The brown bear (Ursus arctos) has the widest distribution
of all bears in the world. Its range includes much of the Northern
Hemisphere, from the edges of the arctic seas of North America, Europe,
and Asia, south over tundra covered mountains, across the boreal forests
of Canada and the Soviet Union, down as far as Mexico, Spain, and Iran.
On both continents, the southern edges of its range are marked widely scattered,
isolated populations. Although brown bears may be found in a variety
of habits, they generally prefer regions punctuated by river valleys, mountain
forests, and pen meadows.
Brown Bear's Body
the brown bear is stout and rather chunky in shape, with a large
hump of fat and muscle over the shoulders and very long claws. It
has a wide, massive head that some people describe as being somewhat ‘dish
faced" in appearance. That big head is equipped with extremely powerful
jaws. I once saw a big male, trapped in a leg snare set by researchers,
take out its frustration on some neighboring trees.
Bear food Strategies
Practically anything edible is grist to the brown bear's meal.
To fuel such a large body, the bears must consume a lot of calories up
to 80 or 90 pounds (36 to 41 kg) of food a day during the peak of the season.
By eating this much food, a big bear can gain from 3 to 6 pounds (1.25
to 2.75 kg) of fat in a 24 hour period. Physiologically, they are
driven to gain at this rapid rate, because the time of summer abundance
is very short and the winters long.
In all parts of their range, except perhaps in eastern turkey
and Iran, brown bears spend the winter months hibernating in dens.
At the beginning of the denning season, they may have 6 to 10 inches (15
to 25 cm) of fat under their skin. Den sites are usually remote,
isolated from human activity and development. Noise from machinery
and aircraft is disturbing and may force some bears to avoid the
area for future denning. In the soviet Union, brown bears that have
not found a denning site are considered particularly dangerous.
Rock caves and hollows excavated under large trees or dug
horizontally into hillsides are the commonest types of dens. Often
they contain a short tunnel leading to the sleeping chamber. Depending
upon the size of the bear, a sleeping chamber can measure over 7 feet wide
and 3 feet high (2 m by 1 m). Some dens have been used for century
by numerous generations of bears.
In the more northern parts of their range, brown bears
will sometimes den as early as the middle of September. Farther south,
denning may be as late as October or November. When he bears emerge
in April or may, they head for the nearest place where they might expect
to find food.
Types of Brown Bear:
Giant bears of Kamchatka
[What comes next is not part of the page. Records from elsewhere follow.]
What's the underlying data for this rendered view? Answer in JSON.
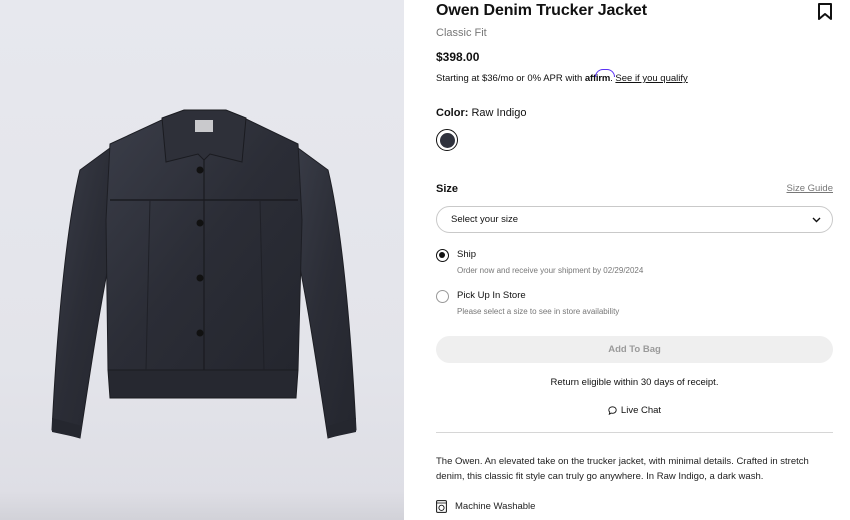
{
  "product": {
    "name": "Owen Denim Trucker Jacket",
    "fit": "Classic Fit",
    "price": "$398.00",
    "image_icon": "denim-jacket-photo"
  },
  "financing": {
    "text": "Starting at $36/mo or 0% APR with",
    "brand": "affirm",
    "link": "See if you qualify"
  },
  "color": {
    "label": "Color:",
    "value": "Raw Indigo",
    "swatch_hex": "#2f323d"
  },
  "size": {
    "label": "Size",
    "guide_link": "Size Guide",
    "select_placeholder": "Select your size"
  },
  "fulfillment": [
    {
      "label": "Ship",
      "sub": "Order now and receive your shipment by 02/29/2024",
      "selected": true
    },
    {
      "label": "Pick Up In Store",
      "sub": "Please select a size to see in store availability",
      "selected": false
    }
  ],
  "actions": {
    "add_to_bag": "Add To Bag",
    "return_note": "Return eligible within 30 days of receipt.",
    "live_chat": "Live Chat"
  },
  "description": "The Owen. An elevated take on the trucker jacket, with minimal details. Crafted in stretch denim, this classic fit style can truly go anywhere. In Raw Indigo, a dark wash.",
  "care": {
    "label": "Machine Washable",
    "icon": "washing-machine-icon"
  },
  "icons": [
    "bookmark-icon",
    "chevron-down-icon",
    "chat-bubble-icon",
    "washing-machine-icon"
  ]
}
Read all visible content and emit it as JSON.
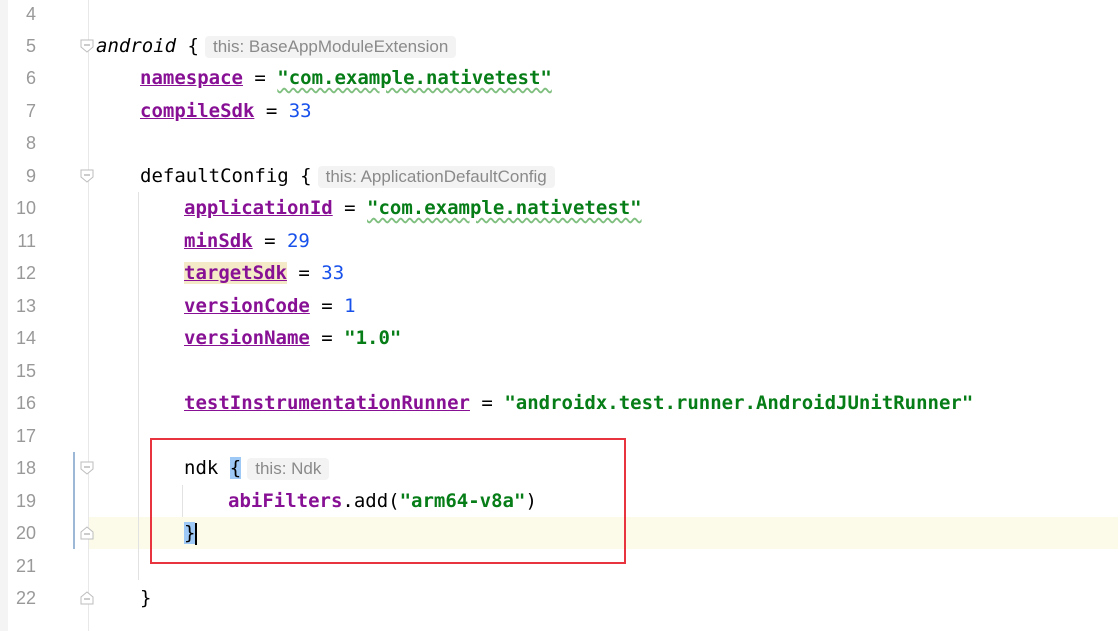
{
  "editor": {
    "line_numbers": [
      "4",
      "5",
      "6",
      "7",
      "8",
      "9",
      "10",
      "11",
      "12",
      "13",
      "14",
      "15",
      "16",
      "17",
      "18",
      "19",
      "20",
      "21",
      "22"
    ],
    "code": {
      "android": {
        "keyword": "android",
        "brace": "{",
        "hint": "this: BaseAppModuleExtension"
      },
      "namespace": {
        "name": "namespace",
        "op": " = ",
        "value": "\"com.example.nativetest\""
      },
      "compileSdk": {
        "name": "compileSdk",
        "op": " = ",
        "value": "33"
      },
      "defaultConfig": {
        "keyword": "defaultConfig",
        "brace": "{",
        "hint": "this: ApplicationDefaultConfig"
      },
      "applicationId": {
        "name": "applicationId",
        "op": " = ",
        "value": "\"com.example.nativetest\""
      },
      "minSdk": {
        "name": "minSdk",
        "op": " = ",
        "value": "29"
      },
      "targetSdk": {
        "name": "targetSdk",
        "op": " = ",
        "value": "33"
      },
      "versionCode": {
        "name": "versionCode",
        "op": " = ",
        "value": "1"
      },
      "versionName": {
        "name": "versionName",
        "op": " = ",
        "value": "\"1.0\""
      },
      "testRunner": {
        "name": "testInstrumentationRunner",
        "op": " = ",
        "value": "\"androidx.test.runner.AndroidJUnitRunner\""
      },
      "ndk": {
        "keyword": "ndk",
        "brace": "{",
        "hint": "this: Ndk"
      },
      "abiFilters": {
        "name": "abiFilters",
        "call": ".add(",
        "value": "\"arm64-v8a\"",
        "close": ")"
      },
      "ndk_close": "}",
      "default_close": "}"
    }
  },
  "colors": {
    "property": "#871094",
    "string": "#067d17",
    "number": "#1750eb",
    "highlight_box": "#e8343f",
    "caret_line": "#fcfae9"
  }
}
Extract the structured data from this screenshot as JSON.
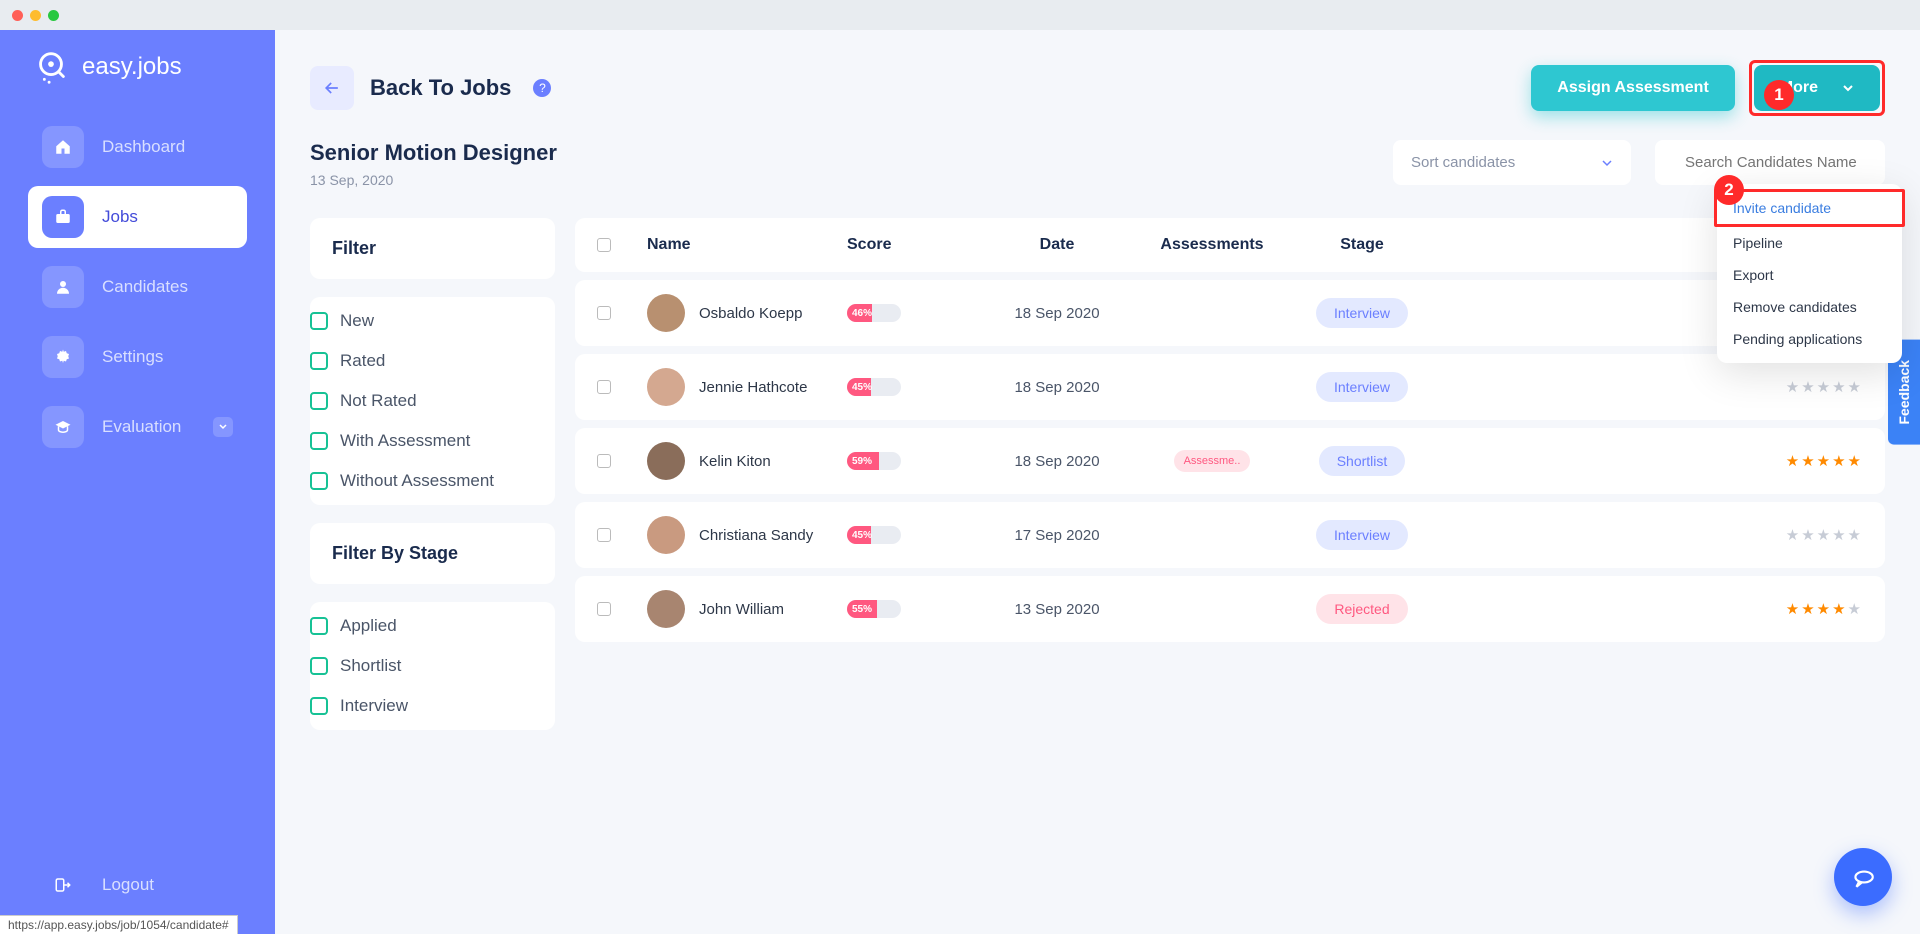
{
  "brand": "easy.jobs",
  "nav": {
    "dashboard": "Dashboard",
    "jobs": "Jobs",
    "candidates": "Candidates",
    "settings": "Settings",
    "evaluation": "Evaluation",
    "logout": "Logout"
  },
  "header": {
    "back": "Back To Jobs",
    "assign": "Assign Assessment",
    "more": "More"
  },
  "callouts": {
    "one": "1",
    "two": "2"
  },
  "job": {
    "title": "Senior Motion Designer",
    "date": "13 Sep, 2020"
  },
  "sort": {
    "label": "Sort candidates"
  },
  "search": {
    "placeholder": "Search Candidates Name"
  },
  "filter": {
    "title": "Filter",
    "opts": [
      "New",
      "Rated",
      "Not Rated",
      "With Assessment",
      "Without Assessment"
    ]
  },
  "filter_stage": {
    "title": "Filter By Stage",
    "opts": [
      "Applied",
      "Shortlist",
      "Interview"
    ]
  },
  "columns": {
    "name": "Name",
    "score": "Score",
    "date": "Date",
    "assessments": "Assessments",
    "stage": "Stage"
  },
  "rows": [
    {
      "name": "Osbaldo Koepp",
      "score": "46%",
      "fill": 46,
      "date": "18 Sep 2020",
      "assessment": "",
      "stage": "Interview",
      "stage_class": "stage-interview",
      "rating": 0,
      "avatar": "#b89070"
    },
    {
      "name": "Jennie Hathcote",
      "score": "45%",
      "fill": 45,
      "date": "18 Sep 2020",
      "assessment": "",
      "stage": "Interview",
      "stage_class": "stage-interview",
      "rating": 0,
      "avatar": "#d4a890"
    },
    {
      "name": "Kelin Kiton",
      "score": "59%",
      "fill": 59,
      "date": "18 Sep 2020",
      "assessment": "Assessme..",
      "stage": "Shortlist",
      "stage_class": "stage-shortlist",
      "rating": 5,
      "avatar": "#8a6d5a"
    },
    {
      "name": "Christiana Sandy",
      "score": "45%",
      "fill": 45,
      "date": "17 Sep 2020",
      "assessment": "",
      "stage": "Interview",
      "stage_class": "stage-interview",
      "rating": 0,
      "avatar": "#c99a80"
    },
    {
      "name": "John William",
      "score": "55%",
      "fill": 55,
      "date": "13 Sep 2020",
      "assessment": "",
      "stage": "Rejected",
      "stage_class": "stage-rejected",
      "rating": 4,
      "avatar": "#a88570"
    }
  ],
  "dropdown": {
    "items": [
      "Invite candidate",
      "Pipeline",
      "Export",
      "Remove candidates",
      "Pending applications"
    ]
  },
  "feedback": "Feedback",
  "status_url": "https://app.easy.jobs/job/1054/candidate#"
}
The rugged Kamchatka Peninsula is a great finger of land jutting
south from eastern Russia into the sea of north of Japan. The
majority of Kamchatka bears are relatively small animals, comparable to
those of northern Europe. But native legends tell of a giant race
of black colored bears, some of which weigh more than 2,500 pounds (1,134
kg.). The first scientific evidence that brown bear this size might
really exist was presented during the 1950’s in a report about the investigations
of Dr. Stan Bergman of the State Museum of Natural History at Stockholm,
who spent two years on the Kamchatka Peninsula. Apparently the bears were
either hard to approach or very scarce because Dr. Bergman never saw a
living specimen. He was, however, able to photograph a bear's footprint
in the snow. It left a track 15 inches (38 cm) long and 10 inches (25 cm)
wide. Based on his measurements, this bear would have been much bigger
than the largest known Kodiak bears living just across the Bearing Strait.
In the northern mountains of India and in other parts of the
Himalayas lives a reddish colored brown bear very similar to the American
grizzly. Called the red bear (Ursus arctos isabelinus) by the people
of the region, it is about the size of a large grizzly, ranging from 5.5
to 8 feet (1.7 to 2.5 cm) in length.
Other races of asian brown bears include the little known
Manchurian brown bear (Ursus arctos manchuricus) and the so-called horse
bear (Ursus arctos pruinosus) of Tibet, Sichuan, and other western
province of China. This bear is often bicolored, with yellow brown
or whitish cape forming a saddle shaped marking across its shoulders.
Horse bears are very much feared in the regions where they are found.
The Brown Bear of Japan
The brown bears are found only on Hokkaido, Japan's northernmost
island. But this island of a little more than 30,000 square miles
(77,000 sq. km) has nearly four times the brown bear population of the
entire continental United States!